By Genefer Baxter, IMRSV Arts
Just like a competition between nations for superiority in the development of weapons, your body is waging its own arms race. There is a constant struggle going on between your immune system and foreign invaders such as viruses and bacteria; both sides try their best to outdo each other.
Modern science has developed antibiotics to fend off various germs, but viruses are a little trickier. Our best weapon against deadly diseases such as influenza and smallpox (which are now close to extinction) has been the vaccine. In this article, I’ll take a closer look at why viruses are so interesting and how modern science is working with them.
As mentioned above, vaccinations are our best modern defense against viruses. This is because viruses differ from any other type of micro-invader.
For starters, they are tiny; tinier than most bacteria. In fact, viruses consist of only a shell of protein and a core of either RNA or DNA.
Viruses also cannot replicate without a host. This means that they can only reproduce by attaching themselves to cells, which is why they are not considered to be “alive”. After latching on, the virus will reprogram their host to make copies of themselves until the host explodes and dies, or they will transform their host into cancerous cells.
In fact, viruses are so unique that an entire field has been created to study and utilize these organisms. They have thus been used extensively in areas such as cancer research, genetic engineering, gene therapy. nanotechnology, agriculture, and even warfare.
Viruses come into the human population at random. Most documented cases have come from animals such as bats, camels and monkeys. Viruses like the flu are also thought to come from high concentrations of animals such as livestock (cows, chickens, and pigs).
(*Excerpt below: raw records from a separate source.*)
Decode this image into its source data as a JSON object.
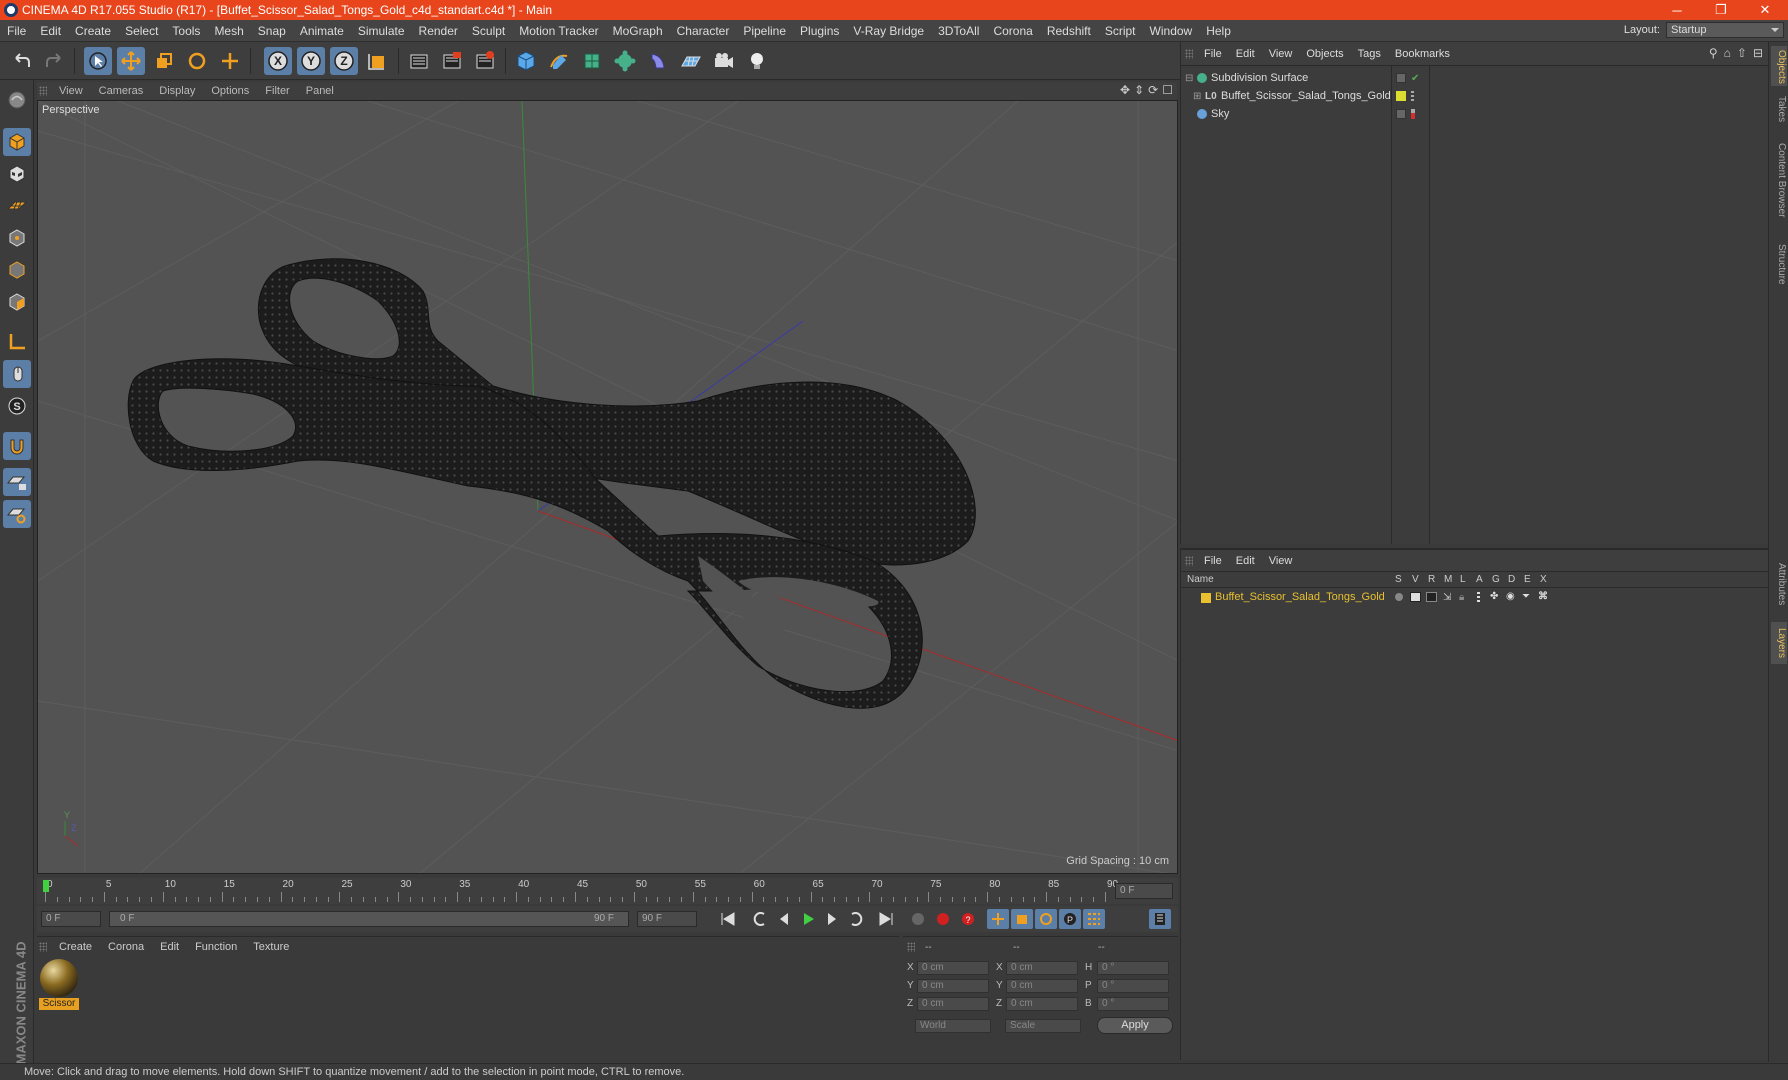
{
  "window": {
    "title": "CINEMA 4D R17.055 Studio (R17) - [Buffet_Scissor_Salad_Tongs_Gold_c4d_standart.c4d *] - Main",
    "minimize": "─",
    "restore": "❐",
    "close": "✕"
  },
  "menubar": {
    "items": [
      "File",
      "Edit",
      "Create",
      "Select",
      "Tools",
      "Mesh",
      "Snap",
      "Animate",
      "Simulate",
      "Render",
      "Sculpt",
      "Motion Tracker",
      "MoGraph",
      "Character",
      "Pipeline",
      "Plugins",
      "V-Ray Bridge",
      "3DToAll",
      "Corona",
      "Redshift",
      "Script",
      "Window",
      "Help"
    ],
    "layout_label": "Layout:",
    "layout_value": "Startup"
  },
  "viewport": {
    "menu": [
      "View",
      "Cameras",
      "Display",
      "Options",
      "Filter",
      "Panel"
    ],
    "camera_label": "Perspective",
    "grid_spacing": "Grid Spacing : 10 cm"
  },
  "timeline": {
    "ticks": [
      "0",
      "5",
      "10",
      "15",
      "20",
      "25",
      "30",
      "35",
      "40",
      "45",
      "50",
      "55",
      "60",
      "65",
      "70",
      "75",
      "80",
      "85",
      "90"
    ],
    "current_frame": "0 F",
    "start_field": "0 F",
    "range_start": "0 F",
    "range_end": "90 F",
    "end_field": "90 F"
  },
  "material_panel": {
    "menu": [
      "Create",
      "Corona",
      "Edit",
      "Function",
      "Texture"
    ],
    "materials": [
      {
        "name": "Scissor"
      }
    ]
  },
  "coordinates": {
    "headers": [
      "--",
      "--",
      "--"
    ],
    "rows": [
      {
        "a_label": "X",
        "a_val": "0 cm",
        "b_label": "X",
        "b_val": "0 cm",
        "c_label": "H",
        "c_val": "0 °"
      },
      {
        "a_label": "Y",
        "a_val": "0 cm",
        "b_label": "Y",
        "b_val": "0 cm",
        "c_label": "P",
        "c_val": "0 °"
      },
      {
        "a_label": "Z",
        "a_val": "0 cm",
        "b_label": "Z",
        "b_val": "0 cm",
        "c_label": "B",
        "c_val": "0 °"
      }
    ],
    "mode_world": "World",
    "mode_scale": "Scale",
    "apply": "Apply"
  },
  "object_manager": {
    "menu": [
      "File",
      "Edit",
      "View",
      "Objects",
      "Tags",
      "Bookmarks"
    ],
    "objects": [
      {
        "name": "Subdivision Surface",
        "color": "#46b08a"
      },
      {
        "name": "Buffet_Scissor_Salad_Tongs_Gold",
        "color": "#dddd30"
      },
      {
        "name": "Sky",
        "color": "#6aa0d8"
      }
    ]
  },
  "layer_manager": {
    "menu": [
      "File",
      "Edit",
      "View"
    ],
    "columns": {
      "name": "Name",
      "flags": [
        "S",
        "V",
        "R",
        "M",
        "L",
        "A",
        "G",
        "D",
        "E",
        "X"
      ]
    },
    "layers": [
      {
        "name": "Buffet_Scissor_Salad_Tongs_Gold",
        "color": "#e8c030"
      }
    ]
  },
  "right_tabs": [
    "Objects",
    "Takes",
    "Content Browser",
    "Structure",
    "Attributes",
    "Layers"
  ],
  "brand": "MAXON CINEMA 4D",
  "status": "Move: Click and drag to move elements. Hold down SHIFT to quantize movement / add to the selection in point mode, CTRL to remove."
}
These viruses can spread via mosquitoes, which transfer infected blood from animal to humans through their bites. Climate change is increasingly concerning for this reason, as mosquitoes thrive in warmer environments.
Viruses are a tough problem to tackle, which is why scientists have turned to vaccinations to combat them.
(More on vaccines coming soon.)
During our time at Integral Molecular, IMRSV Arts aims to understand more about how human bodies fight off diseases, companies like Integral Molecular are working to combat them. Our mission is to open a dialogue between biotech companies and average citizens.
That starts with getting both parties in the same room. We plan to schedule a discussion, where you will be able to visit Integral and ask your questions surrounding biotech and vaccination. Our aim is to facilitate a conversation to clarify questions so that people can make informed decisions about their health!
Follow this page to see the announcement of our event!